I remember when I opened my first bank account. I felt a kind of a privilege, just as a child feels when doing “grown-up” things for the first time, mixed with an uncomfortable feeling of mistrust and surrender to a controlled from “above” world. Whilst my civil servant parents were comfortably indebted – which I didn’t know – I was keenly saving what little money I had – I thought it was a lot – every decision concerning it brought huge emotional burden and confusion. A visit to the bank meant blindly signing papers in the same way players’ place bets at a casino. Until very recently, making a internet bank transfer sometimes caused me to compulsively and repeatedly check the numbers until I lost confidence in my own eye sight… Like most people, I was a slave to money and I was destined to be poor – which is independent of the amount of wealth. This is what happens when money mixes with blood.
Mixing money with blood means: firstly, that your relationship with money reflects your relationship with your parents and the way in which they, most likely, did not respect your ownership over yourself at a time when this respect was vitally important; your visceral and relatively unconscious idea of what it means to possess the greatest instrument of power that exists in a capitalist economy, is naturally closely linked to this.

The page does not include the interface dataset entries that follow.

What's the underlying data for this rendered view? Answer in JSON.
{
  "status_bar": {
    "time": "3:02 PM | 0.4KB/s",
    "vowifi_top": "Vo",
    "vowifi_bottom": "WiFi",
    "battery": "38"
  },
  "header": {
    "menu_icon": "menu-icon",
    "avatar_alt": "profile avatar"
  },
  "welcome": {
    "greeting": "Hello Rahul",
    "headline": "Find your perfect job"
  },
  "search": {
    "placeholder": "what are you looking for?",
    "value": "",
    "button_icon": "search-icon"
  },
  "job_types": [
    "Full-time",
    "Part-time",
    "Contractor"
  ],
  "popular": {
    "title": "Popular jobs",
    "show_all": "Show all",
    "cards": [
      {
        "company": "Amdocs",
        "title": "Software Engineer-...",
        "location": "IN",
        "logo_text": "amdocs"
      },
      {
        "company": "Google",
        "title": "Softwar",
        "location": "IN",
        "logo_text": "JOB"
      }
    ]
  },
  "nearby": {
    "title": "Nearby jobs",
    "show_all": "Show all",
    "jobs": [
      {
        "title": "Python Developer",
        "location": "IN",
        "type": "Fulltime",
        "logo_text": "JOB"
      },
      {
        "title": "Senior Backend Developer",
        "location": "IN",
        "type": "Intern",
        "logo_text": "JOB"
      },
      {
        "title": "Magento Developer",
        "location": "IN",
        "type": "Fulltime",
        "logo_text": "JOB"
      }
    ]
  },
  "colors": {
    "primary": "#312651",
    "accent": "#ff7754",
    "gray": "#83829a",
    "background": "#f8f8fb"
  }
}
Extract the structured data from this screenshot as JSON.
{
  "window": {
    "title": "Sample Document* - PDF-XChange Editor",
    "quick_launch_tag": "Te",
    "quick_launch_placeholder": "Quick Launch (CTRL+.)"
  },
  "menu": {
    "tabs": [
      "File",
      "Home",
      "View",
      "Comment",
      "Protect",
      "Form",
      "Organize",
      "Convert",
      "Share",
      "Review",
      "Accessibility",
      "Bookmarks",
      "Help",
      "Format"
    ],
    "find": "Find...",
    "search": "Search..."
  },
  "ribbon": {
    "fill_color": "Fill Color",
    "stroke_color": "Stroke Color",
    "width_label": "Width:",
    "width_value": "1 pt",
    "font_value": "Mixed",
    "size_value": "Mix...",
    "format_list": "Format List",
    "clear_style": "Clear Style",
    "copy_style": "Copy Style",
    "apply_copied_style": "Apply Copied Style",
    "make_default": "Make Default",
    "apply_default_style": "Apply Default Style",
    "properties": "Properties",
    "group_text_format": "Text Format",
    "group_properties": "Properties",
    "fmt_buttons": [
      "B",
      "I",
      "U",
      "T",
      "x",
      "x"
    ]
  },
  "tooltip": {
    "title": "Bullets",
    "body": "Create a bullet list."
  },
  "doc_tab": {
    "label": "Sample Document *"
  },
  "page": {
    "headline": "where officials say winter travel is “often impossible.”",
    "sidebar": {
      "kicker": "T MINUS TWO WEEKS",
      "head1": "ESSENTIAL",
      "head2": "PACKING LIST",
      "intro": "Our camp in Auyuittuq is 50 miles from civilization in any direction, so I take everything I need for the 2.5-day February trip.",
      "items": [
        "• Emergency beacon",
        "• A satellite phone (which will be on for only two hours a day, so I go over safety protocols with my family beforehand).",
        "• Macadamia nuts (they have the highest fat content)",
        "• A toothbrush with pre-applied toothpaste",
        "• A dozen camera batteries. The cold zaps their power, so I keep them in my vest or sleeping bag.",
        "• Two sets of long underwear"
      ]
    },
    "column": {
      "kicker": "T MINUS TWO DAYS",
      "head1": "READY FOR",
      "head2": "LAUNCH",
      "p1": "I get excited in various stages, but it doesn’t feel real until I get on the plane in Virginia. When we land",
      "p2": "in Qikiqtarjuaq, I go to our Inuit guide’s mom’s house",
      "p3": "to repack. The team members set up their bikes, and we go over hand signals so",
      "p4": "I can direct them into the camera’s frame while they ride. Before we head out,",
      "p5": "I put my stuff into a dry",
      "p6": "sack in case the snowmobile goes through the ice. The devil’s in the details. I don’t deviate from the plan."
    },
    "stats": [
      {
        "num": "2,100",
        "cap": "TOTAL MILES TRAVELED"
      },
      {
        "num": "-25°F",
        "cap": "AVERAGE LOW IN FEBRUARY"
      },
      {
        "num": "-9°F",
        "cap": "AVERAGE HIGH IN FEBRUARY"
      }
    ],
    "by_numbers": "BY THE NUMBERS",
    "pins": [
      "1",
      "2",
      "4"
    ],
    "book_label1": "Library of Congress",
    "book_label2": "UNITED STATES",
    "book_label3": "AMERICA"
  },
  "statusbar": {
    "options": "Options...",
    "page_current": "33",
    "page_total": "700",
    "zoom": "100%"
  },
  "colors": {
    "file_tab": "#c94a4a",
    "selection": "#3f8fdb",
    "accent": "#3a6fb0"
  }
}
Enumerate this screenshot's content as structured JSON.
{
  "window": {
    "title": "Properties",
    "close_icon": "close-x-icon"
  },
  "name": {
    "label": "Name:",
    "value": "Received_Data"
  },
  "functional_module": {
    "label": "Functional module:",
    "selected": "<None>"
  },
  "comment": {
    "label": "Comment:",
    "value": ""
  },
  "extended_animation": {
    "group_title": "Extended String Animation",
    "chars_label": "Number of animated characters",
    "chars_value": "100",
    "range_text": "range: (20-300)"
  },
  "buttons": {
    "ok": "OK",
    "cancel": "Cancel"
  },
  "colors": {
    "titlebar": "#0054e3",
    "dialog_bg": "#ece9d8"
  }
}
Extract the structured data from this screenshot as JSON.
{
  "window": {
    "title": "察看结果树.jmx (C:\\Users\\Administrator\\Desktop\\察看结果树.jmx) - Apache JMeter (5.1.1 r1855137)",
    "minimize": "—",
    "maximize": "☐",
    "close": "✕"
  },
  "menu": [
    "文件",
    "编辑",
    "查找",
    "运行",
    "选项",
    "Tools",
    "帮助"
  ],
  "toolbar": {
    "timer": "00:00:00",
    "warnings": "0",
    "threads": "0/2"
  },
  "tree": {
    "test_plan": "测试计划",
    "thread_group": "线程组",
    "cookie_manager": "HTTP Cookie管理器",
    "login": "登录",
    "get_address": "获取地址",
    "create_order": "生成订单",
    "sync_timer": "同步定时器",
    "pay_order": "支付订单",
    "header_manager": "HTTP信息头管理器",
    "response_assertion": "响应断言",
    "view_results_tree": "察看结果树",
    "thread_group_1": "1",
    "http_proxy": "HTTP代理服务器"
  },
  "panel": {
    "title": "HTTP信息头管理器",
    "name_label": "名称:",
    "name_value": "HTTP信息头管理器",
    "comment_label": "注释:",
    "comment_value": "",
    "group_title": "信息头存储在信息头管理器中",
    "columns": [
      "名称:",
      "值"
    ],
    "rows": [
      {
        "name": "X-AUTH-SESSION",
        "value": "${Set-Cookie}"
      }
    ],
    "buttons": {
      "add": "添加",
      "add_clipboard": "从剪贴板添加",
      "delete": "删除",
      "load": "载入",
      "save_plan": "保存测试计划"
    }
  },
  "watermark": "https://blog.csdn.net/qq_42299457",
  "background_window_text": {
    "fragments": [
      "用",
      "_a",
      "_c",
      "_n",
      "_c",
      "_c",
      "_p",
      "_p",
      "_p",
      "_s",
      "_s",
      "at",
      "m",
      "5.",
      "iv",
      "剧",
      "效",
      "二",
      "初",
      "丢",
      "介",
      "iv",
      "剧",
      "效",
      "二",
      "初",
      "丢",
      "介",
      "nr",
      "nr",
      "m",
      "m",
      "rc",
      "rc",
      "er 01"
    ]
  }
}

Place yourself in your child’s shoes. If your parent was tying you up, closing you in or belting you for example, this blatantly violated your ownership of your own body. If the damage is not genuinely forgiven and repaired, what he/she is saying is: “I have infinite power over you, and therefore, the ownership that you have over yourself is only a concession that I give you”. This is what makes for a classic conservative or a fascist.
If your mother makes you feel guilty by crying or by various other affectations, she is unashamedly violating her ownership over her body when giving you – a restrained, submissive and dependent child – the control over her emotional state and behaviour. If she’s not genuinely apologizing and repairing the damage, what she is saying is: “you have infinite power over me, and therefore the ownership of oneself can not be something fair or valid.” This is what makes for a socialist or a communist.
There are many types of families, but all have one thing in common: the power comes from “above” – and this is contradictory, irrational, unfair, and an idea that needs to be erased from our consciousness if we wish to survive. The message that the child incessantly receives during the years when his understanding of the world’s basics unfolds is clear, explicit and visceral.
Currently, developed countries display a hybrid political structure between one vision of economic values and the other, which may be an indicator of moral progress of the species. However, the fact that each country or political “house” still retains their centralized state and monetary monopoly is the expression of this – so blatant but so deeply rooted – incongruity, whereby the anchor of the property rights must rest in an instrument that, by definition, violates property rights: “government” or “parent”.
As expected, a system based on a fundamental incongruity leads to multiple inconsistencies: the economy deals with the problem of subjecting human desires to the reality of scarce resources, but in this system the “economy” means subjecting the reality to human desires. And so it happens that money can be “debt”, detached from the assets that it claims to represent … and nobody says anything.
Nobody says anything in the same way that nobody says anything when parents abuse their children and detach themselves from the person they claim to protect.
Money matters little in the light of a similar moral background, and history confirms this, but it does matter as long as it is a repository of such emotions. Bitcoin makes no exception to this of course, but it brings a fundamental difference: Bitcoin is rational and, just as reality, has objective limitations. This basically is that Bitcoin is the best money – and also the best master.
Your relationship with the best money is conditioned by the inescapable fact that, from your altruistic or socialist perspective, you cannot stop it; and from your independent or conservative perspective, you cannot manipulate it. From either of these two aspects of monetary slavery with Bitcoin you’ll be more of a slave than ever: your desires for “equality” will be frustrated by an inexorable greed, and your desires for “freedom” will be frustrated by the resulting and necessary accountability.
As long as people remain unable to admit the injustice of the possession of children, our relationship with money will continue to have these hues. Fortunately for us, the process will be accelerated by the Bitcoin phenomenon, that will remind us every day of the size of our moral hypocrisy.
 The famous book by Robert Kiyosaki “Rich Dad; Poor Dad ‘ perfectly illustrates the fact that being “rich” is a matter of attitude towards money.